That's the bitter truth. Katie Sasser and her friend John Hall would likely still be alive if cops and prosecutors in Glynn County, Ga., had done their jobs. But they were more interested in protecting one of their own. So Sasser and Hall were shot to death in June by Sasser's estranged husband, Robert Sasser. He then killed himself.
Consider it the grim coda to a tale told in this space in 2016, about the most troubling police shooting you've never heard of. It began in June of 2010 when Caroline Small, a troubled 35-year-old woman, led police on a low-speed chase after being spotted using drugs.
The dashcam video shows that they caught her, had her hemmed in on all sides with four flat tires. Small rocked the car back and forth a couple times, but it was useless. She had nowhere to go. And for no good reason whatsoever, then-Sgt. Robert Sasser and Officer Todd Simpson shot her, eight rounds peppering her windshield. As she lay dying, they bragged about their marksmanship.
"I hit her right in the face ... right on the bridge of the nose," said Sargeant Sasser.

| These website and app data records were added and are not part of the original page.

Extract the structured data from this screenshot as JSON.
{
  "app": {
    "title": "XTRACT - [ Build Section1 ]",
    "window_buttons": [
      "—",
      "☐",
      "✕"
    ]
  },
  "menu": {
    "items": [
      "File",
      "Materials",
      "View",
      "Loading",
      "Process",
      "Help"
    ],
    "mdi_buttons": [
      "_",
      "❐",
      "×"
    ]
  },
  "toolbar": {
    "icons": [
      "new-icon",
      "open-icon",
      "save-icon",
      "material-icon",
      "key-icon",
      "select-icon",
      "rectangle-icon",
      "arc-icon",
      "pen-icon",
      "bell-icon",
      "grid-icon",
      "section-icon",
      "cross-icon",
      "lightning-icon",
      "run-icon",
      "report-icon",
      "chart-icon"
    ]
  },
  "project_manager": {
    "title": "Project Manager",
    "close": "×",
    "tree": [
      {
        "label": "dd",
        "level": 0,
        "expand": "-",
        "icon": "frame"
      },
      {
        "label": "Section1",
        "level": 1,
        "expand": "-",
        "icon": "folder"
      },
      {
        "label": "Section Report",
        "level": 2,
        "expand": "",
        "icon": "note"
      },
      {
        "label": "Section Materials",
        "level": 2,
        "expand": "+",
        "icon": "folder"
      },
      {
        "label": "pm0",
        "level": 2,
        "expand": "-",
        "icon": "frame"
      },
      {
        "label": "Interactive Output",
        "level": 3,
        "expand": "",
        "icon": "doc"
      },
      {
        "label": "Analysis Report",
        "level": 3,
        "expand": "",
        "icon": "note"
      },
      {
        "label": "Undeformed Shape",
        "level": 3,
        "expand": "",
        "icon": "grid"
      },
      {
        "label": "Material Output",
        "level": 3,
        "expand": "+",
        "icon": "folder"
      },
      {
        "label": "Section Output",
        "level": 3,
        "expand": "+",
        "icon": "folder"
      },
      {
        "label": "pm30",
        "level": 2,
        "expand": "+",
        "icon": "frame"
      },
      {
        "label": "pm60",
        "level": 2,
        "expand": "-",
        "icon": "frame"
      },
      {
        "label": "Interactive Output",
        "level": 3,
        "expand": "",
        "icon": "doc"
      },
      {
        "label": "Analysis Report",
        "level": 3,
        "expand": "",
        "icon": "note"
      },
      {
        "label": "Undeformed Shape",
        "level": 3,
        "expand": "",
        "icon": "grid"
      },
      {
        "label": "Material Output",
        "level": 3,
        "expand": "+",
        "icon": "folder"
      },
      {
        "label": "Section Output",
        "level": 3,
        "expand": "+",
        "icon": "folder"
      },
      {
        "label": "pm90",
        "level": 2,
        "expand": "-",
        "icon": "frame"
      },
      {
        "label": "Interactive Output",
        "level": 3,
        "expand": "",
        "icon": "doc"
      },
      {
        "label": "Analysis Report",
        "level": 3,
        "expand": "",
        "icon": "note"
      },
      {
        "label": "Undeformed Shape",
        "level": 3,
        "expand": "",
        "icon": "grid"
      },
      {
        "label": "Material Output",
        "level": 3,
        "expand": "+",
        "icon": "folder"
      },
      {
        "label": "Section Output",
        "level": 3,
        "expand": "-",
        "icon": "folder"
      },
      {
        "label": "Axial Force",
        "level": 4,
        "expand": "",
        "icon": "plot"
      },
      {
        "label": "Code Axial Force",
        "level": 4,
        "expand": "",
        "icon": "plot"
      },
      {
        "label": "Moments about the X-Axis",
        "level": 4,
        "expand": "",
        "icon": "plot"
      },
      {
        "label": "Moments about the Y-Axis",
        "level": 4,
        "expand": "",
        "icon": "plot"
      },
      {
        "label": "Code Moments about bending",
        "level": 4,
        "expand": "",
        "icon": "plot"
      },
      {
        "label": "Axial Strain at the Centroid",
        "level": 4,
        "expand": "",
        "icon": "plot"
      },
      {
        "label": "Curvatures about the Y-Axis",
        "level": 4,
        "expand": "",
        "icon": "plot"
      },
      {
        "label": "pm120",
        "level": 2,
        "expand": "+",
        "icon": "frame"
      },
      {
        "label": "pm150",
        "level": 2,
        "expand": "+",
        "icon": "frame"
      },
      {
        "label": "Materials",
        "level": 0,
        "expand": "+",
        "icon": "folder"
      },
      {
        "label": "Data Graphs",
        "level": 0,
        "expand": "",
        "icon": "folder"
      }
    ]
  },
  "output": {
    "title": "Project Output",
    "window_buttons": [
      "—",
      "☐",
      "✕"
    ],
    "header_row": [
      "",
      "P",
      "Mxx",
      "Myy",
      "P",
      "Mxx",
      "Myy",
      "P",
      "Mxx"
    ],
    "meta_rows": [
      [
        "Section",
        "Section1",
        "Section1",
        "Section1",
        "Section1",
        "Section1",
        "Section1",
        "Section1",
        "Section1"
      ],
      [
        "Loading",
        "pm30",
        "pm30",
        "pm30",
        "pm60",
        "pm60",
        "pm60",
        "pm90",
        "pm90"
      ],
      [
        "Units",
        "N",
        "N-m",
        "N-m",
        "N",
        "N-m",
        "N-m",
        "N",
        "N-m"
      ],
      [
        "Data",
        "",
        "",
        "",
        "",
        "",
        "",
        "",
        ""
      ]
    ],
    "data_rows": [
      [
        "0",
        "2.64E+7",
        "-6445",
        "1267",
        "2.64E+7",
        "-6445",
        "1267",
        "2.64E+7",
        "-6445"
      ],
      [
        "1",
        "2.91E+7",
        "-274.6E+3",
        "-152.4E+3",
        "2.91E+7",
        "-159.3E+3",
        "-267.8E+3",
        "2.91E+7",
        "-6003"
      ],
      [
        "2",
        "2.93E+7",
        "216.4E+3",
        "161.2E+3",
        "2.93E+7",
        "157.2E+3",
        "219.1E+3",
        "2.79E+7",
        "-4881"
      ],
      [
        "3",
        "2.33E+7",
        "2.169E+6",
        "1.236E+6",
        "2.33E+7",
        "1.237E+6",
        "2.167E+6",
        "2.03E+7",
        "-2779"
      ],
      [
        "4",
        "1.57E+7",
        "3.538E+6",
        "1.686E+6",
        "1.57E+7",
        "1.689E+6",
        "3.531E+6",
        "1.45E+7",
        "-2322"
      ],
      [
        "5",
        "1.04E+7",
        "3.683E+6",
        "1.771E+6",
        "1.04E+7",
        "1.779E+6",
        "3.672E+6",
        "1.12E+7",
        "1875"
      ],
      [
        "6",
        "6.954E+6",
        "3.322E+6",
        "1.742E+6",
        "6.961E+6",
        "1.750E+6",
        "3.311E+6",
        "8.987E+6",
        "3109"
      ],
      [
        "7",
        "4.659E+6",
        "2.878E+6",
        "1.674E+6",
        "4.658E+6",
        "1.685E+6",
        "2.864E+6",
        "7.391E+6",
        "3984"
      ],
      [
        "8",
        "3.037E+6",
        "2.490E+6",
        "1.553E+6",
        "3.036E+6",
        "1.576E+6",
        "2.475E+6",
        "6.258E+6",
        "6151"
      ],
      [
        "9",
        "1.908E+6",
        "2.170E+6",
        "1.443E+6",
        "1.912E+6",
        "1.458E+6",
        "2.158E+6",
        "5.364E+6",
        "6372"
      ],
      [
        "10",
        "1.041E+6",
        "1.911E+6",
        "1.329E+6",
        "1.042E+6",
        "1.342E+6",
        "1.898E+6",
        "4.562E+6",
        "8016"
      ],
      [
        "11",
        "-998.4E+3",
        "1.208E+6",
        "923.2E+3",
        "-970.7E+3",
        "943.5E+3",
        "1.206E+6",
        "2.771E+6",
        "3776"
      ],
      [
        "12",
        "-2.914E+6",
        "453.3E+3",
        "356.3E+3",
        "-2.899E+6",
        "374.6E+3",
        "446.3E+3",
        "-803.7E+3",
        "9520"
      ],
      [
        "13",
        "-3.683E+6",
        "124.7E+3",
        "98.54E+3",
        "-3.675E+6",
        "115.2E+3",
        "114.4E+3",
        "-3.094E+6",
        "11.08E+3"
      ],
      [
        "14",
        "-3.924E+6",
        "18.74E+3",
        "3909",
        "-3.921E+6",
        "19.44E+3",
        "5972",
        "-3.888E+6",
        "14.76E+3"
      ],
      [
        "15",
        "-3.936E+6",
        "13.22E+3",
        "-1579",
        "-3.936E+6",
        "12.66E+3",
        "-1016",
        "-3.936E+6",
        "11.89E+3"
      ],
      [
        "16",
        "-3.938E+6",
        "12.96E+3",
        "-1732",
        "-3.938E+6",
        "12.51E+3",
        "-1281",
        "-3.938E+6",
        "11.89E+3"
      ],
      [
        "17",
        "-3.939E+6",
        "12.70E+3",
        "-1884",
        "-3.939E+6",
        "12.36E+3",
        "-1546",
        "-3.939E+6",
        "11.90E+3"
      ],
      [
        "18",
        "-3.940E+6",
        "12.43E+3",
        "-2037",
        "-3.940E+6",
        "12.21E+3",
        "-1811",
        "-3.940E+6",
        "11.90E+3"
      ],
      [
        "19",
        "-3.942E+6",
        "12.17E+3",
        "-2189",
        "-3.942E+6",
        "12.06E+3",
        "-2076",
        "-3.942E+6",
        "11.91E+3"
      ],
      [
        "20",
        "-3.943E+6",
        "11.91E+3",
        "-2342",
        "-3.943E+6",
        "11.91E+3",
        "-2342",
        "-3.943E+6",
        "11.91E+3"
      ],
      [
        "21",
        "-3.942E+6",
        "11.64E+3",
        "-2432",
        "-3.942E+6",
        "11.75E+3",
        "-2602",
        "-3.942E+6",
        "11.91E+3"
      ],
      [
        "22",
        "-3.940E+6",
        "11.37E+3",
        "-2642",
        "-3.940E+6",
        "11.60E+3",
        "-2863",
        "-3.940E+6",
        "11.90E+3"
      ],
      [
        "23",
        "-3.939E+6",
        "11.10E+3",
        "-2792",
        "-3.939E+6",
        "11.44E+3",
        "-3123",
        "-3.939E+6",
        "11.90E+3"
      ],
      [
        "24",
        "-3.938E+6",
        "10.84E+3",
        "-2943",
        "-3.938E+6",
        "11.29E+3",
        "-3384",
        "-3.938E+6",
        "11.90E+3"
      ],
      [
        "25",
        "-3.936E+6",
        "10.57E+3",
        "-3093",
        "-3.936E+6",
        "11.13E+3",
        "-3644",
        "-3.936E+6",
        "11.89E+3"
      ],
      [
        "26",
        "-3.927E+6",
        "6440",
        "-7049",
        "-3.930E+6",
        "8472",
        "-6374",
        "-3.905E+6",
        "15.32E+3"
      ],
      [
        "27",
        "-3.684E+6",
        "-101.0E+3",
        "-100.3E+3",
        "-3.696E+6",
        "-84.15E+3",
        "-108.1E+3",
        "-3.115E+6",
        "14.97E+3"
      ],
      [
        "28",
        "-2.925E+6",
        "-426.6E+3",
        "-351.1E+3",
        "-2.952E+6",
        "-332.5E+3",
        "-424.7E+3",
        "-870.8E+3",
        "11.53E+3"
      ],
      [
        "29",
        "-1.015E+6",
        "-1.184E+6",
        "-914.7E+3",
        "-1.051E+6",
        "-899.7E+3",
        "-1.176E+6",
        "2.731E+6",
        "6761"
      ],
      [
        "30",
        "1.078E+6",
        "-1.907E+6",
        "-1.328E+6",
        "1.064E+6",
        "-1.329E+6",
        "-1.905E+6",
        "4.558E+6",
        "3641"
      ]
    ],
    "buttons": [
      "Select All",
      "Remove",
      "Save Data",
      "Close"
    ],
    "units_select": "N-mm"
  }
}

Simpson waved off a former EMT who approached the car. "She's dead. I shot her in the head. Her head exploded." Small died seven days later.
But that wasn't the worst. A 2015 investigation by the Atlanta Journal-Constitution and WSB-TV, a local ABC affiliate, found that police tampered with the crime scene, manufactured misleading evidence and interfered with a supposedly "independent" investigation, aided and abetted by District Attorney Jackie Johnson, who deferred to and helped the defense at every step.
As a result, Sargeant Sasser and Simpson (who died of brain cancer in 2016) were cleared of wrongdoing. A civil suit was dismissed.
"I've lost many nights of sleep over it," David Peterson, a former prosecutor in Johnson's office, told the AJC. "This was a murder, and it was covered up. It shouldn't have happened. It was wrong."
As noted, unless you live in the region, you've probably never heard of this case. That's because Small was white. As such, she does not fit comfortably into our national debate on police brutality, dominated as it has been by African Americans like Philando Castile, Tamir Rice and Freddie Gray.
But as I pointed out two years ago, "Although African Americans bear the brunt of our refusal to demand accountability for police misbehavior, unchecked power ultimately has no racial loyalties."
The British historian Lord Acton famously put it like this: "Power tends to corrupt. Absolute power corrupts absolutely."
Sargeant Sasser got away with murder because of that corrupted power, because it closed ranks and looked the other way. Heck, he even got a promotion. Apparently, no one thought to ask whether two men who could callously execute a woman who posed no threat were fit to be police officers. Apparently, no one wondered if maybe they should be in prison.
In May, Sargeant Sasser was arrested for domestic violence. A few days later, he tried to assault fellow officers after a nine-hour standoff during which he was suicidal. Last month, he murdered his estranged wife, Katie, and John Hall.
And maybe none of it would have happened had anyone done right by Small, had they not placed law enforcers above the law itself. May every cop and prosecutor wrestle with the lessons of that failure. May every individual who thinks police brutality is something black people made up realize that under unchecked power, no one is safe.
And may every person who failed Caroline Small meet her in their dreams.
Leonard Pitts is a columnist for The Miami Herald. Readers may contact him via e-mail at email@example.com.